→ **ACTIVITY**
Your response should consist of every line below, reproduced without alteration.

(Entries taken from a collection)

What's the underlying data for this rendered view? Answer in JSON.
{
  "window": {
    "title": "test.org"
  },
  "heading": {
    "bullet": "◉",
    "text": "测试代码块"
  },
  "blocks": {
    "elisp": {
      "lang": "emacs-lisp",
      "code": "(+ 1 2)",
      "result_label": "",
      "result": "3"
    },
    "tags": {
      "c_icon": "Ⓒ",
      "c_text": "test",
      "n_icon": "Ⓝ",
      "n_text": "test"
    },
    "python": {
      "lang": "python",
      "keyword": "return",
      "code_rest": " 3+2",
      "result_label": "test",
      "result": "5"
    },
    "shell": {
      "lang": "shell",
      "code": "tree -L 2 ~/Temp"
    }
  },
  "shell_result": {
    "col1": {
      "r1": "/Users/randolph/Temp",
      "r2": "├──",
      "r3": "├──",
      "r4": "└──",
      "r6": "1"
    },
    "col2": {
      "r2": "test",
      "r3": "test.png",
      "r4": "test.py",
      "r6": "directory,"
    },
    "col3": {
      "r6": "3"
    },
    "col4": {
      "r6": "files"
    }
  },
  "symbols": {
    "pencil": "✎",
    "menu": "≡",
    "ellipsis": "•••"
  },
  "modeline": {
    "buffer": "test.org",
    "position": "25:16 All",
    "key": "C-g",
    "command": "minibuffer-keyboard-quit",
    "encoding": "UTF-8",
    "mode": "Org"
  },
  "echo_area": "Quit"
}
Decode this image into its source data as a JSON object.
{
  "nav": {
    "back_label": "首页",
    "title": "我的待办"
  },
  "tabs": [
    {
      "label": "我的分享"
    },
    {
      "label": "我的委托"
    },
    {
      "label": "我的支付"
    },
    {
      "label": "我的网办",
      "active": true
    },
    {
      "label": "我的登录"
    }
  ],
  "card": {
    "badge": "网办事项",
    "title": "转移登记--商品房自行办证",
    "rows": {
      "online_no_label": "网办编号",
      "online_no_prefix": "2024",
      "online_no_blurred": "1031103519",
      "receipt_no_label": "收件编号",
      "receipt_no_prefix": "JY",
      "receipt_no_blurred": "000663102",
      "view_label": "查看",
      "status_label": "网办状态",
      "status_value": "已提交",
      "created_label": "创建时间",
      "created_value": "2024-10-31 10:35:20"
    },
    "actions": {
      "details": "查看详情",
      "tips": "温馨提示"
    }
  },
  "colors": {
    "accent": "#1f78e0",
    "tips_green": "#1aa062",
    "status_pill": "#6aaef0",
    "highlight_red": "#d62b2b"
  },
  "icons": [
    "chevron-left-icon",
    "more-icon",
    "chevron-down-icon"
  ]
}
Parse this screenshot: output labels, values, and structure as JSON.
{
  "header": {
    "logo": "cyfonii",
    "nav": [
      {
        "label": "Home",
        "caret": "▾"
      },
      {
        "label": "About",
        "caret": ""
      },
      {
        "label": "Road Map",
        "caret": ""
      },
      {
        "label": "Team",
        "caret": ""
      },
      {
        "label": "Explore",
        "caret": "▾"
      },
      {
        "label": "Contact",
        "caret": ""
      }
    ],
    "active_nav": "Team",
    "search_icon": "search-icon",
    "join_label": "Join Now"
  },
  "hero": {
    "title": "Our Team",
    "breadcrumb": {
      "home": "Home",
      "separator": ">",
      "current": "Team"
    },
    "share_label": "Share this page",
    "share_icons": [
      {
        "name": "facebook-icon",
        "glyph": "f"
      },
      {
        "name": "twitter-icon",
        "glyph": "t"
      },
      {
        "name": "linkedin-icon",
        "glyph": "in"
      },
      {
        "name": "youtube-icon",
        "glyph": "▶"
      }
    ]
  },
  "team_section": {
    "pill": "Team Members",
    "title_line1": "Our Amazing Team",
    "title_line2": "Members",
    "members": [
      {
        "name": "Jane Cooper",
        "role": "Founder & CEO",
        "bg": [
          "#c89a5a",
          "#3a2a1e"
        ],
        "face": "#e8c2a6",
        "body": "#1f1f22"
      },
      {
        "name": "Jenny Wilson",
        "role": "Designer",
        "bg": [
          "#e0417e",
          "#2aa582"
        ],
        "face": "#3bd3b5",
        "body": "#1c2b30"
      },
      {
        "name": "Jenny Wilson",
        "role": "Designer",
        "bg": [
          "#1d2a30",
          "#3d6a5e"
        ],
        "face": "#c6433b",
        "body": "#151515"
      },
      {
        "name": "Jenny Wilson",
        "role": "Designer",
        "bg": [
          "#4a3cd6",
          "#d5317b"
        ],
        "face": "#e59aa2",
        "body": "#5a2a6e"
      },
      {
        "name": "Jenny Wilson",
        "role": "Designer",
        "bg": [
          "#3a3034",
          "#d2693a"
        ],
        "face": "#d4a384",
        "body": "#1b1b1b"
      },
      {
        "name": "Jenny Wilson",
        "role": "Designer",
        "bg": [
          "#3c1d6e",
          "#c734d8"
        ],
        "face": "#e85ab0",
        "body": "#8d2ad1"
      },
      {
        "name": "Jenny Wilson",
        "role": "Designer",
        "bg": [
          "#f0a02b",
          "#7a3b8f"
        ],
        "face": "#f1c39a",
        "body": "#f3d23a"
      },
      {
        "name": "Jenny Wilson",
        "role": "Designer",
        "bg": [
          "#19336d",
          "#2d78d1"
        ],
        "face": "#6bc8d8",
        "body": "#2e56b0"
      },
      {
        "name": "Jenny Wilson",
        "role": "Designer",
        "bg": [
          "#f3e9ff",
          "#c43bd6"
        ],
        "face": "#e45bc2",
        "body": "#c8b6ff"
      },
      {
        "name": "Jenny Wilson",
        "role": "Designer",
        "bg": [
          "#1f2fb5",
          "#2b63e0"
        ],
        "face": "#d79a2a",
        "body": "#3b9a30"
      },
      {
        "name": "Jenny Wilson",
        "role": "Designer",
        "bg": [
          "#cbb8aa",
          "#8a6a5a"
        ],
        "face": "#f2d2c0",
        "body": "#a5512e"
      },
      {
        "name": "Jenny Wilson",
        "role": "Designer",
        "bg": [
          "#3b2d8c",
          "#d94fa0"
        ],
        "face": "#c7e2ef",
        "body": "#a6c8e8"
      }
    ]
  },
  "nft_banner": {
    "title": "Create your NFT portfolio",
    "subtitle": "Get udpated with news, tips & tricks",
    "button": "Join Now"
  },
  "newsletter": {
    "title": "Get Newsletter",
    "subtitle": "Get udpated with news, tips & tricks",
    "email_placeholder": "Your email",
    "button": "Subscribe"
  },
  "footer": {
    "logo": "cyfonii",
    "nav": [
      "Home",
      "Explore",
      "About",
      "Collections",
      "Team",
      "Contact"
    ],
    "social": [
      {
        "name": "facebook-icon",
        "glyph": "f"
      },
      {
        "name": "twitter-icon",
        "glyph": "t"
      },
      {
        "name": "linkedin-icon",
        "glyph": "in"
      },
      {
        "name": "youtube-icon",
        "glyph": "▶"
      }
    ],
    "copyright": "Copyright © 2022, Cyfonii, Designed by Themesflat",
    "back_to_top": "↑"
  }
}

→ **TASK OUTPUT**
What's the underlying data for this rendered view? Answer in JSON.
{
  "window": {
    "title": "test.org"
  },
  "heading": {
    "bullet": "◉",
    "text": "测试代码块"
  },
  "blocks": {
    "elisp": {
      "lang": "emacs-lisp",
      "code": "(+ 1 2)",
      "result_label": "",
      "result": "3"
    },
    "tags": {
      "c_icon": "Ⓒ",
      "c_text": "test",
      "n_icon": "Ⓝ",
      "n_text": "test"
    },
    "python": {
      "lang": "python",
      "keyword": "return",
      "code_rest": " 3+2",
      "result_label": "test",
      "result": "5"
    },
    "shell": {
      "lang": "shell",
      "code": "tree -L 2 ~/Temp"
    }
  },
  "shell_result": {
    "col1": {
      "r1": "/Users/randolph/Temp",
      "r2": "├──",
      "r3": "├──",
      "r4": "└──",
      "r6": "1"
    },
    "col2": {
      "r2": "test",
      "r3": "test.png",
      "r4": "test.py",
      "r6": "directory,"
    },
    "col3": {
      "r6": "3"
    },
    "col4": {
      "r6": "files"
    }
  },
  "symbols": {
    "pencil": "✎",
    "menu": "≡",
    "ellipsis": "•••"
  },
  "modeline": {
    "buffer": "test.org",
    "position": "25:16 All",
    "key": "C-g",
    "command": "minibuffer-keyboard-quit",
    "encoding": "UTF-8",
    "mode": "Org"
  },
  "echo_area": "Quit"
}
Decode this image into its source data as a JSON object.
{
  "nav": {
    "back_label": "首页",
    "title": "我的待办"
  },
  "tabs": [
    {
      "label": "我的分享"
    },
    {
      "label": "我的委托"
    },
    {
      "label": "我的支付"
    },
    {
      "label": "我的网办",
      "active": true
    },
    {
      "label": "我的登录"
    }
  ],
  "card": {
    "badge": "网办事项",
    "title": "转移登记--商品房自行办证",
    "rows": {
      "online_no_label": "网办编号",
      "online_no_prefix": "2024",
      "online_no_blurred": "1031103519",
      "receipt_no_label": "收件编号",
      "receipt_no_prefix": "JY",
      "receipt_no_blurred": "000663102",
      "view_label": "查看",
      "status_label": "网办状态",
      "status_value": "已提交",
      "created_label": "创建时间",
      "created_value": "2024-10-31 10:35:20"
    },
    "actions": {
      "details": "查看详情",
      "tips": "温馨提示"
    }
  },
  "colors": {
    "accent": "#1f78e0",
    "tips_green": "#1aa062",
    "status_pill": "#6aaef0",
    "highlight_red": "#d62b2b"
  },
  "icons": [
    "chevron-left-icon",
    "more-icon",
    "chevron-down-icon"
  ]
}
Parse this screenshot: output labels, values, and structure as JSON.
{
  "header": {
    "logo": "cyfonii",
    "nav": [
      {
        "label": "Home",
        "caret": "▾"
      },
      {
        "label": "About",
        "caret": ""
      },
      {
        "label": "Road Map",
        "caret": ""
      },
      {
        "label": "Team",
        "caret": ""
      },
      {
        "label": "Explore",
        "caret": "▾"
      },
      {
        "label": "Contact",
        "caret": ""
      }
    ],
    "active_nav": "Team",
    "search_icon": "search-icon",
    "join_label": "Join Now"
  },
  "hero": {
    "title": "Our Team",
    "breadcrumb": {
      "home": "Home",
      "separator": ">",
      "current": "Team"
    },
    "share_label": "Share this page",
    "share_icons": [
      {
        "name": "facebook-icon",
        "glyph": "f"
      },
      {
        "name": "twitter-icon",
        "glyph": "t"
      },
      {
        "name": "linkedin-icon",
        "glyph": "in"
      },
      {
        "name": "youtube-icon",
        "glyph": "▶"
      }
    ]
  },
  "team_section": {
    "pill": "Team Members",
    "title_line1": "Our Amazing Team",
    "title_line2": "Members",
    "members": [
      {
        "name": "Jane Cooper",
        "role": "Founder & CEO",
        "bg": [
          "#c89a5a",
          "#3a2a1e"
        ],
        "face": "#e8c2a6",
        "body": "#1f1f22"
      },
      {
        "name": "Jenny Wilson",
        "role": "Designer",
        "bg": [
          "#e0417e",
          "#2aa582"
        ],
        "face": "#3bd3b5",
        "body": "#1c2b30"
      },
      {
        "name": "Jenny Wilson",
        "role": "Designer",
        "bg": [
          "#1d2a30",
          "#3d6a5e"
        ],
        "face": "#c6433b",
        "body": "#151515"
      },
      {
        "name": "Jenny Wilson",
        "role": "Designer",
        "bg": [
          "#4a3cd6",
          "#d5317b"
        ],
        "face": "#e59aa2",
        "body": "#5a2a6e"
      },
      {
        "name": "Jenny Wilson",
        "role": "Designer",
        "bg": [
          "#3a3034",
          "#d2693a"
        ],
        "face": "#d4a384",
        "body": "#1b1b1b"
      },
      {
        "name": "Jenny Wilson",
        "role": "Designer",
        "bg": [
          "#3c1d6e",
          "#c734d8"
        ],
        "face": "#e85ab0",
        "body": "#8d2ad1"
      },
      {
        "name": "Jenny Wilson",
        "role": "Designer",
        "bg": [
          "#f0a02b",
          "#7a3b8f"
        ],
        "face": "#f1c39a",
        "body": "#f3d23a"
      },
      {
        "name": "Jenny Wilson",
        "role": "Designer",
        "bg": [
          "#19336d",
          "#2d78d1"
        ],
        "face": "#6bc8d8",
        "body": "#2e56b0"
      },
      {
        "name": "Jenny Wilson",
        "role": "Designer",
        "bg": [
          "#f3e9ff",
          "#c43bd6"
        ],
        "face": "#e45bc2",
        "body": "#c8b6ff"
      },
      {
        "name": "Jenny Wilson",
        "role": "Designer",
        "bg": [
          "#1f2fb5",
          "#2b63e0"
        ],
        "face": "#d79a2a",
        "body": "#3b9a30"
      },
      {
        "name": "Jenny Wilson",
        "role": "Designer",
        "bg": [
          "#cbb8aa",
          "#8a6a5a"
        ],
        "face": "#f2d2c0",
        "body": "#a5512e"
      },
      {
        "name": "Jenny Wilson",
        "role": "Designer",
        "bg": [
          "#3b2d8c",
          "#d94fa0"
        ],
        "face": "#c7e2ef",
        "body": "#a6c8e8"
      }
    ]
  },
  "nft_banner": {
    "title": "Create your NFT portfolio",
    "subtitle": "Get udpated with news, tips & tricks",
    "button": "Join Now"
  },
  "newsletter": {
    "title": "Get Newsletter",
    "subtitle": "Get udpated with news, tips & tricks",
    "email_placeholder": "Your email",
    "button": "Subscribe"
  },
  "footer": {
    "logo": "cyfonii",
    "nav": [
      "Home",
      "Explore",
      "About",
      "Collections",
      "Team",
      "Contact"
    ],
    "social": [
      {
        "name": "facebook-icon",
        "glyph": "f"
      },
      {
        "name": "twitter-icon",
        "glyph": "t"
      },
      {
        "name": "linkedin-icon",
        "glyph": "in"
      },
      {
        "name": "youtube-icon",
        "glyph": "▶"
      }
    ],
    "copyright": "Copyright © 2022, Cyfonii, Designed by Themesflat",
    "back_to_top": "↑"
  }
}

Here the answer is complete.